BEGIN
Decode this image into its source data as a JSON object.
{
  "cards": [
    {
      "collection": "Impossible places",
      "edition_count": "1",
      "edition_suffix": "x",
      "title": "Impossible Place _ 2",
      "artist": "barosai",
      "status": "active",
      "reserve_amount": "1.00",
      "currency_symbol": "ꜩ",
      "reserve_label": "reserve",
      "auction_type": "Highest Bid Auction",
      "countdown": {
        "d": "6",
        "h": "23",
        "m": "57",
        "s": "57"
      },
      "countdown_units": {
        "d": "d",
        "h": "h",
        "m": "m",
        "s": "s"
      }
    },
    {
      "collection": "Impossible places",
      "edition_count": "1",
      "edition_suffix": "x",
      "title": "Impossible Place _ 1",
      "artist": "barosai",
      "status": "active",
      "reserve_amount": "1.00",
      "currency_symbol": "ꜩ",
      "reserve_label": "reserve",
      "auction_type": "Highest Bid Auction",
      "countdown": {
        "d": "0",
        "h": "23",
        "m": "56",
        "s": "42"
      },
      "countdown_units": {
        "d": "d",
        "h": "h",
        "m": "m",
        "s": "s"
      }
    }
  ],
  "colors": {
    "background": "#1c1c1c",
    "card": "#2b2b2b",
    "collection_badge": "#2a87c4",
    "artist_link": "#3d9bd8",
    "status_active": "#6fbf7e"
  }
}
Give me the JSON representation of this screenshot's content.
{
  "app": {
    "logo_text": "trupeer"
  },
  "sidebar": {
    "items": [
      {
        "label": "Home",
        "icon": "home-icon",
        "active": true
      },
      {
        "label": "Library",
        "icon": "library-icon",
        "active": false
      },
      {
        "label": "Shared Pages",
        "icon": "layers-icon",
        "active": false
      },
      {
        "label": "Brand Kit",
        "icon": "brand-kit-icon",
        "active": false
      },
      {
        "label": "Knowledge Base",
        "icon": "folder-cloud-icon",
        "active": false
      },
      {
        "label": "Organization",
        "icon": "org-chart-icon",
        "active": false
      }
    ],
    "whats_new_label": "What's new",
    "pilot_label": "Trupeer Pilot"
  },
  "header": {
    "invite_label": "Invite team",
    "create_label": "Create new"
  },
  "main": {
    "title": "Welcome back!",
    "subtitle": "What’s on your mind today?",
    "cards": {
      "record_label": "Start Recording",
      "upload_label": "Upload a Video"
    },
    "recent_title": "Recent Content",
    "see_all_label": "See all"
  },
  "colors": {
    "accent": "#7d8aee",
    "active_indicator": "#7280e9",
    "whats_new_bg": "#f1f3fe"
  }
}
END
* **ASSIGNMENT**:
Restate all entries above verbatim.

* **ANSWER SPACE**:
Decode this image into its source data as a JSON object.
{
  "cards": [
    {
      "collection": "Impossible places",
      "edition_count": "1",
      "edition_suffix": "x",
      "title": "Impossible Place _ 2",
      "artist": "barosai",
      "status": "active",
      "reserve_amount": "1.00",
      "currency_symbol": "ꜩ",
      "reserve_label": "reserve",
      "auction_type": "Highest Bid Auction",
      "countdown": {
        "d": "6",
        "h": "23",
        "m": "57",
        "s": "57"
      },
      "countdown_units": {
        "d": "d",
        "h": "h",
        "m": "m",
        "s": "s"
      }
    },
    {
      "collection": "Impossible places",
      "edition_count": "1",
      "edition_suffix": "x",
      "title": "Impossible Place _ 1",
      "artist": "barosai",
      "status": "active",
      "reserve_amount": "1.00",
      "currency_symbol": "ꜩ",
      "reserve_label": "reserve",
      "auction_type": "Highest Bid Auction",
      "countdown": {
        "d": "0",
        "h": "23",
        "m": "56",
        "s": "42"
      },
      "countdown_units": {
        "d": "d",
        "h": "h",
        "m": "m",
        "s": "s"
      }
    }
  ],
  "colors": {
    "background": "#1c1c1c",
    "card": "#2b2b2b",
    "collection_badge": "#2a87c4",
    "artist_link": "#3d9bd8",
    "status_active": "#6fbf7e"
  }
}
Give me the JSON representation of this screenshot's content.
{
  "app": {
    "logo_text": "trupeer"
  },
  "sidebar": {
    "items": [
      {
        "label": "Home",
        "icon": "home-icon",
        "active": true
      },
      {
        "label": "Library",
        "icon": "library-icon",
        "active": false
      },
      {
        "label": "Shared Pages",
        "icon": "layers-icon",
        "active": false
      },
      {
        "label": "Brand Kit",
        "icon": "brand-kit-icon",
        "active": false
      },
      {
        "label": "Knowledge Base",
        "icon": "folder-cloud-icon",
        "active": false
      },
      {
        "label": "Organization",
        "icon": "org-chart-icon",
        "active": false
      }
    ],
    "whats_new_label": "What's new",
    "pilot_label": "Trupeer Pilot"
  },
  "header": {
    "invite_label": "Invite team",
    "create_label": "Create new"
  },
  "main": {
    "title": "Welcome back!",
    "subtitle": "What’s on your mind today?",
    "cards": {
      "record_label": "Start Recording",
      "upload_label": "Upload a Video"
    },
    "recent_title": "Recent Content",
    "see_all_label": "See all"
  },
  "colors": {
    "accent": "#7d8aee",
    "active_indicator": "#7280e9",
    "whats_new_bg": "#f1f3fe"
  }
}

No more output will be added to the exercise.